:: PROBLEM DESCRIPTION ::
Lines containing the word "Seleccionar" in the data below: say how many, with no other text.

:: Dataset rows for apps and sites ::
##############################
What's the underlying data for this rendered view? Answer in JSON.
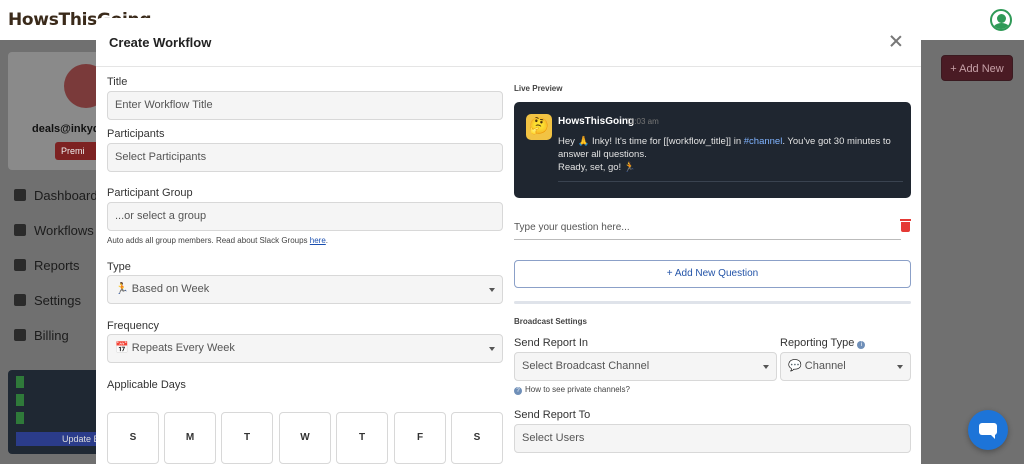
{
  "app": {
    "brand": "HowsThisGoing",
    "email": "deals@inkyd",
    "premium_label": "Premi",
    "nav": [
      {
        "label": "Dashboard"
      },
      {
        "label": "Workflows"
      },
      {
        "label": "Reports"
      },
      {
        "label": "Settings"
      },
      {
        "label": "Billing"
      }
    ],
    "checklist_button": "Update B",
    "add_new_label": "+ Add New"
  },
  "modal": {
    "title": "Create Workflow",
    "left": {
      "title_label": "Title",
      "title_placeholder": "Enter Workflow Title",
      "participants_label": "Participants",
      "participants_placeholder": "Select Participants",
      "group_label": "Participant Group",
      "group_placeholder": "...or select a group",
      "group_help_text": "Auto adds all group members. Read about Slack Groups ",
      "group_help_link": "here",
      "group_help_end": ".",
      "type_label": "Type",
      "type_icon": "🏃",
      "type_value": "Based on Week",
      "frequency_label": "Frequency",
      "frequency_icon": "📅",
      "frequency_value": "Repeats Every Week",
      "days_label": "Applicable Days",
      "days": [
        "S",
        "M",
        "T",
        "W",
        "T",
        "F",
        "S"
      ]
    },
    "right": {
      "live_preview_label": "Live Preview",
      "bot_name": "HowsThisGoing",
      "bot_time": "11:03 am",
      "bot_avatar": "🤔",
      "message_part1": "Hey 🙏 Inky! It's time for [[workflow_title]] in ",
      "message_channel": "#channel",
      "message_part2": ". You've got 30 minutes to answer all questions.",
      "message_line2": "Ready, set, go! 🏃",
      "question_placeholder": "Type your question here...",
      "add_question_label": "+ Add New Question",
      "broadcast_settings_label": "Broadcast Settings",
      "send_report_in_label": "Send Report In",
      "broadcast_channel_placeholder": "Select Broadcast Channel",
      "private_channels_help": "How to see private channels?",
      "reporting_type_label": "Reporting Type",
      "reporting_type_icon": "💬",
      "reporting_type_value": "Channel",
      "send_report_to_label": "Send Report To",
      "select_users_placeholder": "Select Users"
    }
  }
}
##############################
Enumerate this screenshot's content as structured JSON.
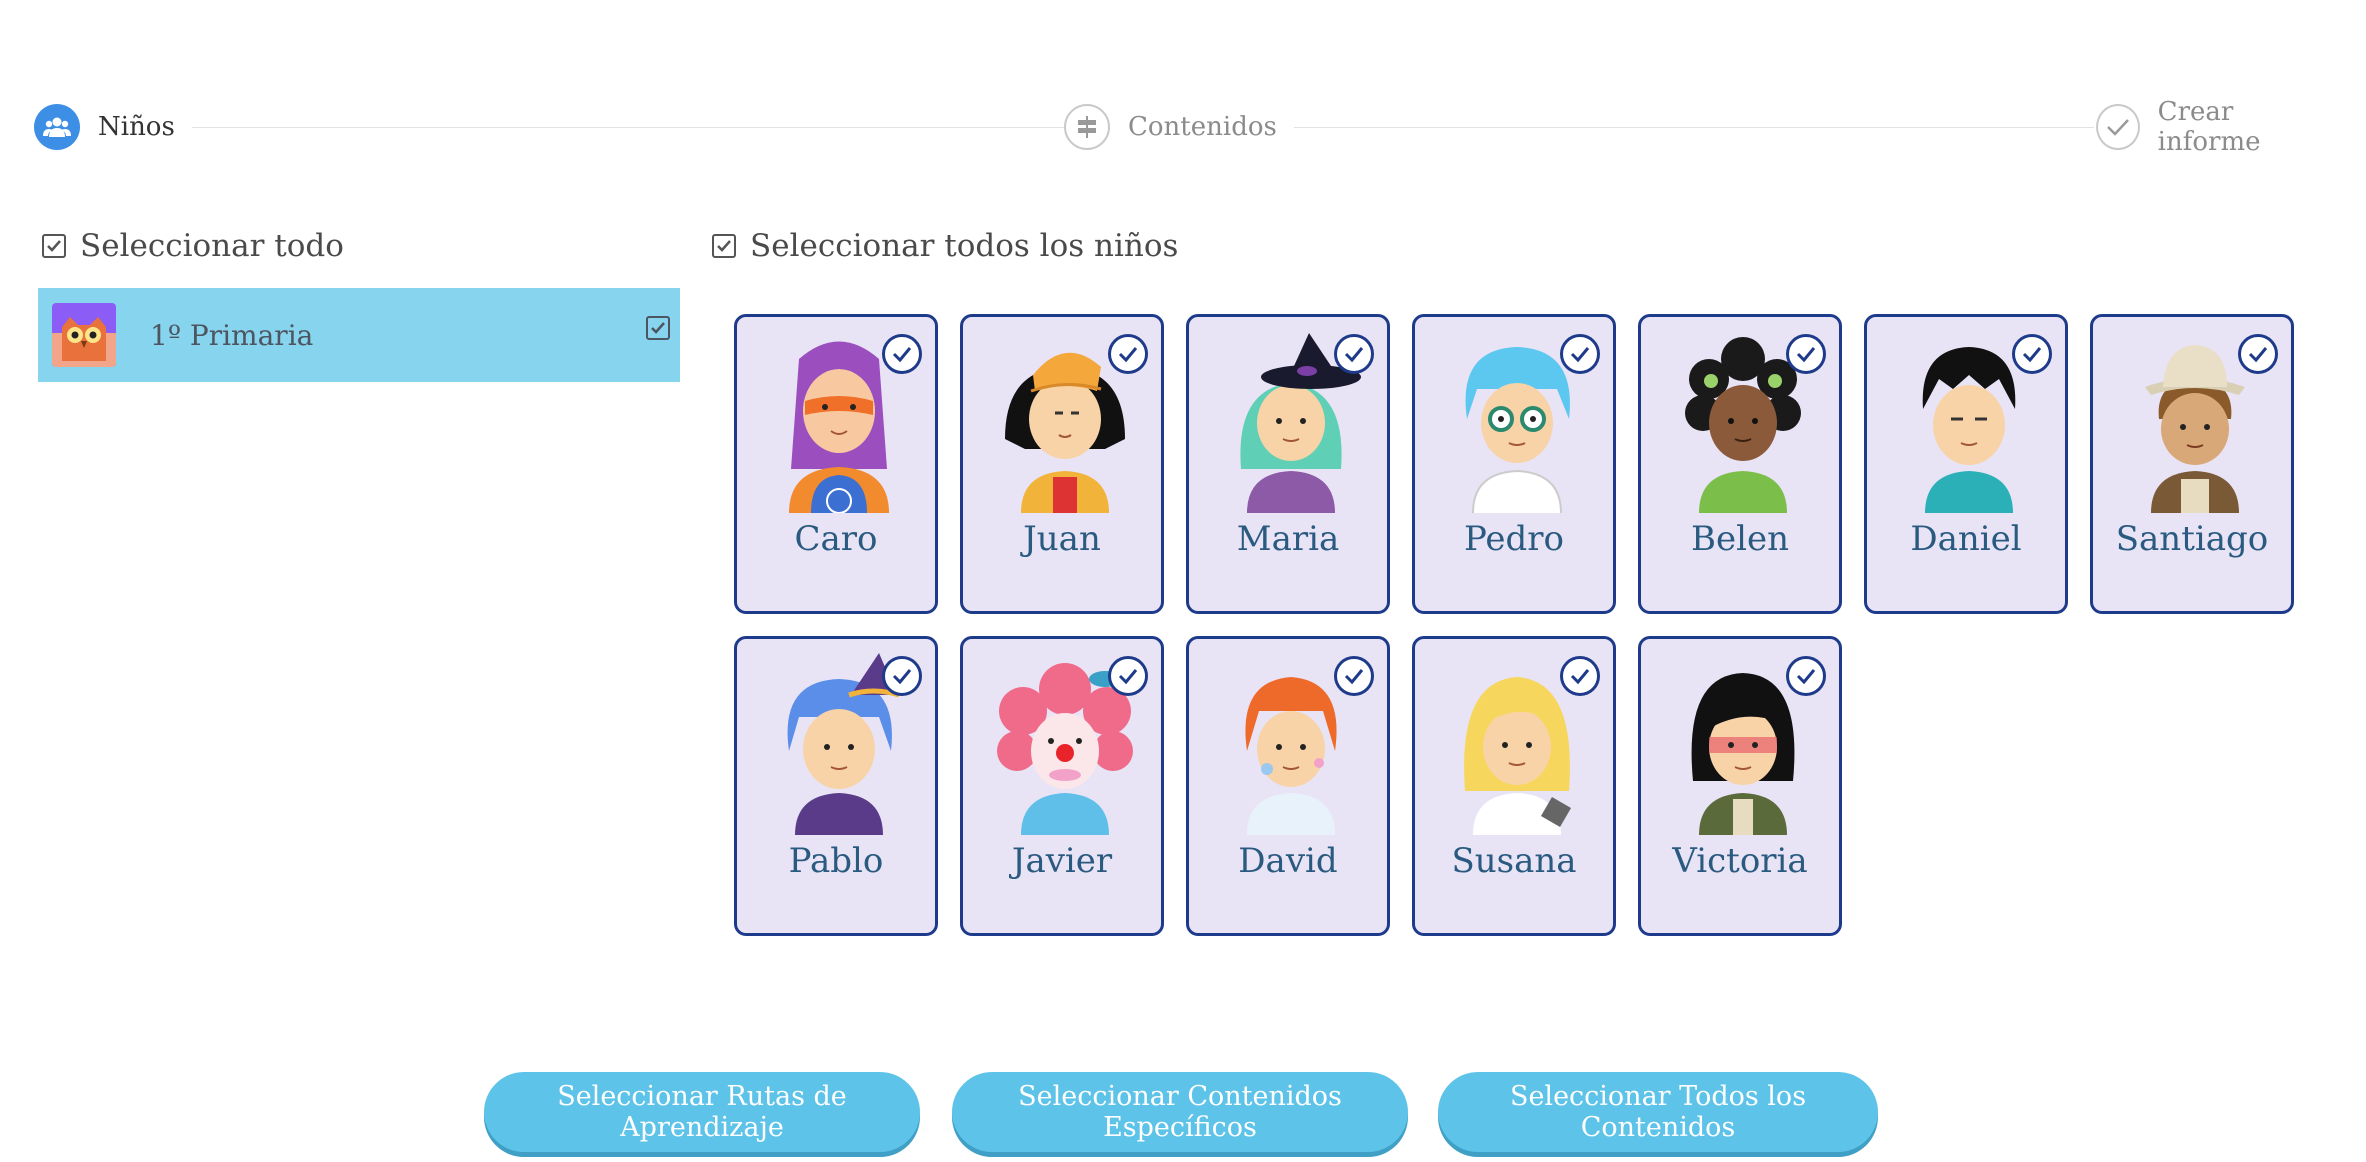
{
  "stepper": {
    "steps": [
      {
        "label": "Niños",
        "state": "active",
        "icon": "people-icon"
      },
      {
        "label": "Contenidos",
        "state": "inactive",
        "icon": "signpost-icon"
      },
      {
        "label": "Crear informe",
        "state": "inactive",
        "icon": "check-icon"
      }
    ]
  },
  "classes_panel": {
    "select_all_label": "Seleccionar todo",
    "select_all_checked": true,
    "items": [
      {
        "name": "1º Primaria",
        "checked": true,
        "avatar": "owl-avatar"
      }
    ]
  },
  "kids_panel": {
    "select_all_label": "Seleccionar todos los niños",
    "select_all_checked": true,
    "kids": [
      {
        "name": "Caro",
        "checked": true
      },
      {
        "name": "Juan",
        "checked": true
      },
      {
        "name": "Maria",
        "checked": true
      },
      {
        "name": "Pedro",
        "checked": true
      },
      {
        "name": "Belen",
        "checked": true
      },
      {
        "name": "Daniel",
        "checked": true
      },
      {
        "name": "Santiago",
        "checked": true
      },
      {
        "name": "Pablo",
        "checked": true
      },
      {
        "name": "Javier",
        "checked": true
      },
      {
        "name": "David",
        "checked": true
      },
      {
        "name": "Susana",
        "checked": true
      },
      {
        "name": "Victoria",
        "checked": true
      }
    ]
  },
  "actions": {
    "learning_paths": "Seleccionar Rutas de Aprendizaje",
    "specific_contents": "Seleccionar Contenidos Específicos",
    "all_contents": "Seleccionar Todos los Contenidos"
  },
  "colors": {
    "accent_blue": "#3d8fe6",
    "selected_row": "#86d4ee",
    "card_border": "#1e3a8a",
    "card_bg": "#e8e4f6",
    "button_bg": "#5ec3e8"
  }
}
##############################
:: EXPECTED ANSWER ::
5